'Our choice was to lie down and die, or rely on what I call people power to rebuild our nation. 'It's been good for us. When the infrastructure was totally destroyed, if outsiders had said, "Here's the money to rebuild yourselves and to set up institutions," it would have built into us a dependency culture.
'Instead, through trial and error we found what worked.'
Reconciliation involved conferences at which elders, intellectuals and ordinary people slowly sorted out differences to agree a system of government.
There is a US-style president and an elected House of Representatives, plus an upper house of elders to ensure all clans have a voice.
There were outbreaks of fighting before a permanent constitution was agreed in 2001 by 97 per cent of voters.
The peace process is estimated to have cost less than £60,000, against the huge sums poured in for years in the attempt to impose peace on Somalia, much of it ending up in the pockets of warlords and Islamist groups.
Britain is increasing aid to Somalia, recently branded the world's most failed state.
Somaliland's nascent democracy is not perfect. There has been concern over judicial detentions, and disputes over voter registration delayed presidential elections that were finally held last July.
Journalists have been jailed also, but the new government promised to stop such behaviour.
The chief editor of Jamhuuriya, the oldest paper, was arrested two weeks ago after criticising the attorney-general. 'It was a setback,' said Mustafe Sa'ad, the paper's manager.

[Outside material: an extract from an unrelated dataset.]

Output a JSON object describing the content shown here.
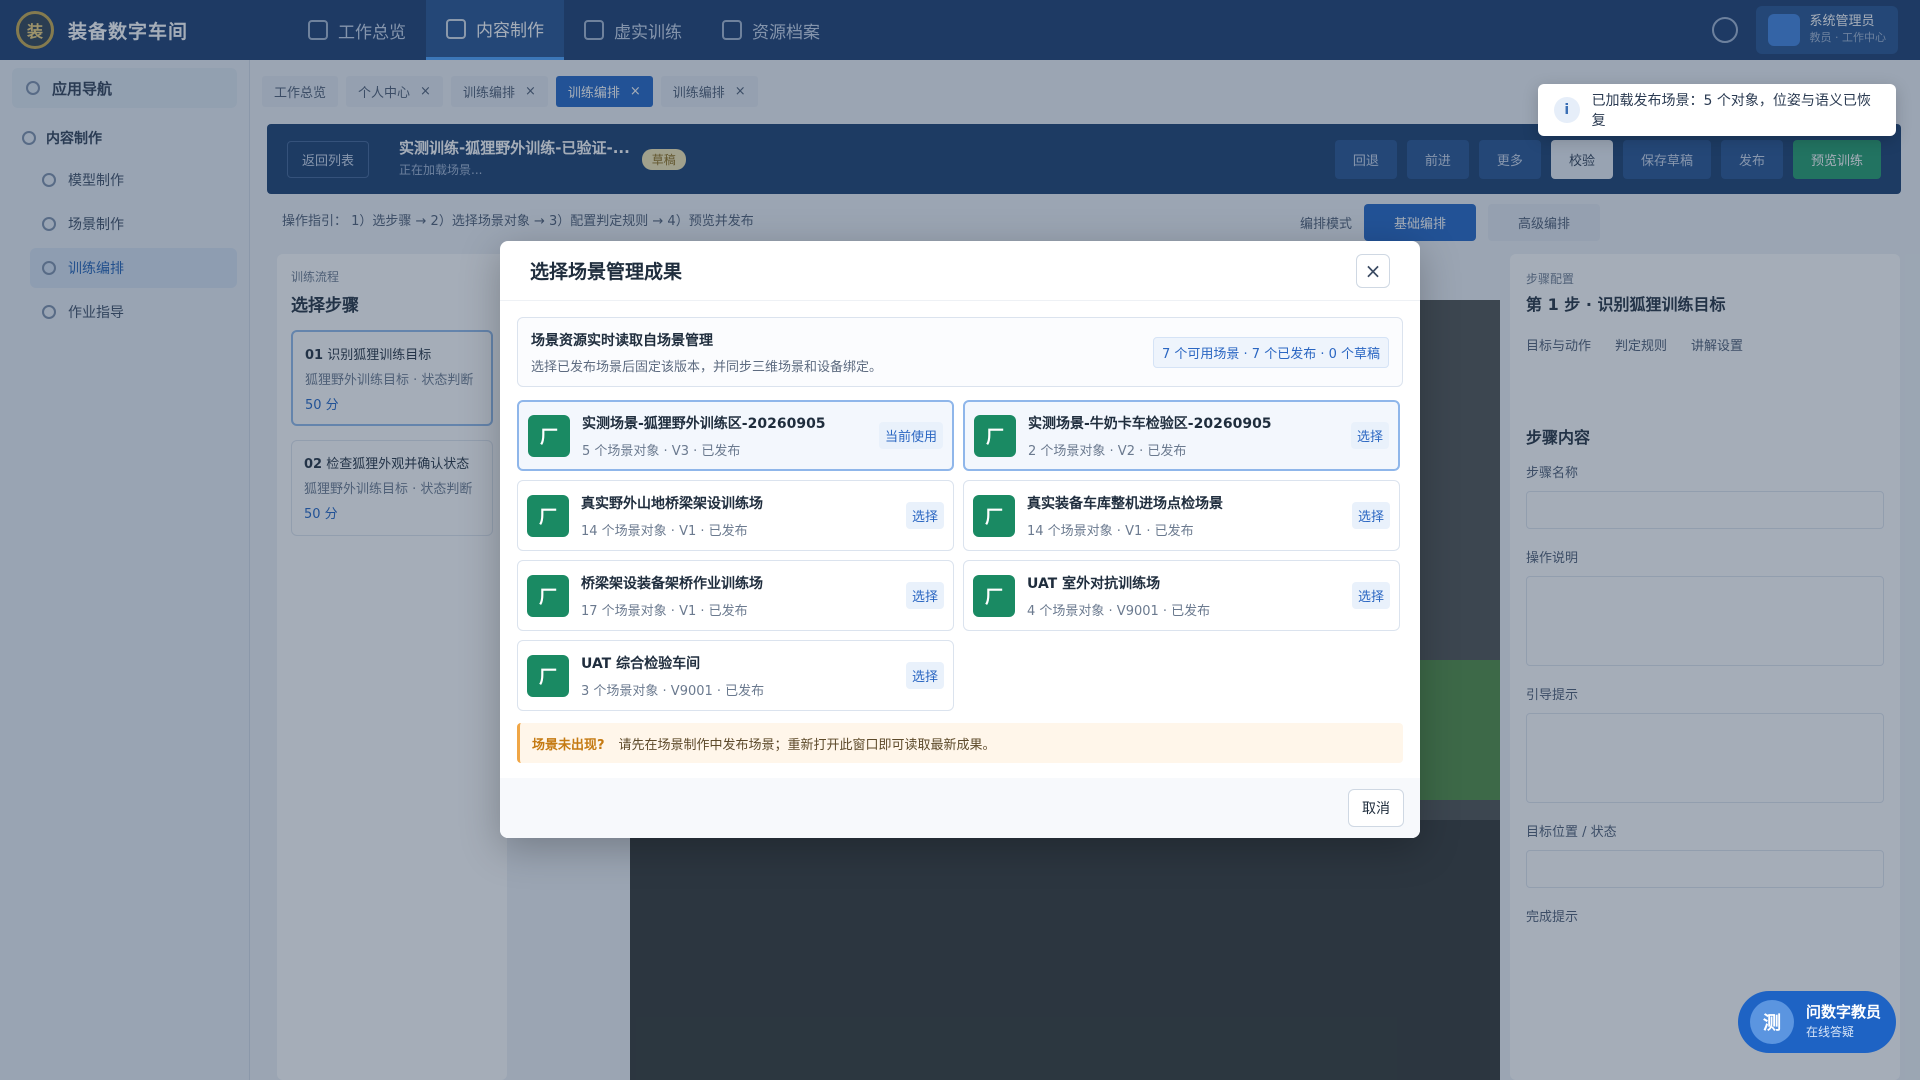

'But at least when we rang the government to complain, they did not know about it and got him out straight away.'
There are also fears that increasing amounts of indirect aid – while still far lower than levels in most developing countries – are weakening the emphasis on tax collection.
But in a region of failed states, communal violence, brutal repression and brazen electoral fraud, even Human Rights Watch said Somaliland's accomplishments were 'improbable and highly impressive'.
Now the focus is on winning international recognition, which would allow access to capital markets and encourage foreign businesses to invest. Hopes have been boosted by the birth of South Sudan, which ended the African Union's ban on breaking the old colonial borders, although what passes for a government in Somalia remains opposed.
'Recognition has always been a priority,' said Amina Weris Skeik Mohamed, the first lady, as we talked over fizzy apple juice in the presidential palace.
'We are fighting the same enemies as you and share the same values of peace, democracy and humanity. Recognise us, and we could do so much more together.'
The palace was attacked three years ago, reportedly by Al-Shabaab, the Islamic militia in Somalia. Security is tight: I watched as her husband's convoy prepared for a trip, with two identical cars supported by three trucks filled with troops and heavy artillery at the back.
I asked why she thought they had been attacked. 'Because we are friends of the infidel,' she said with a smile.
Surely it is time for us to reciprocate this friendship and recognise the astonishing achievements of this courageous country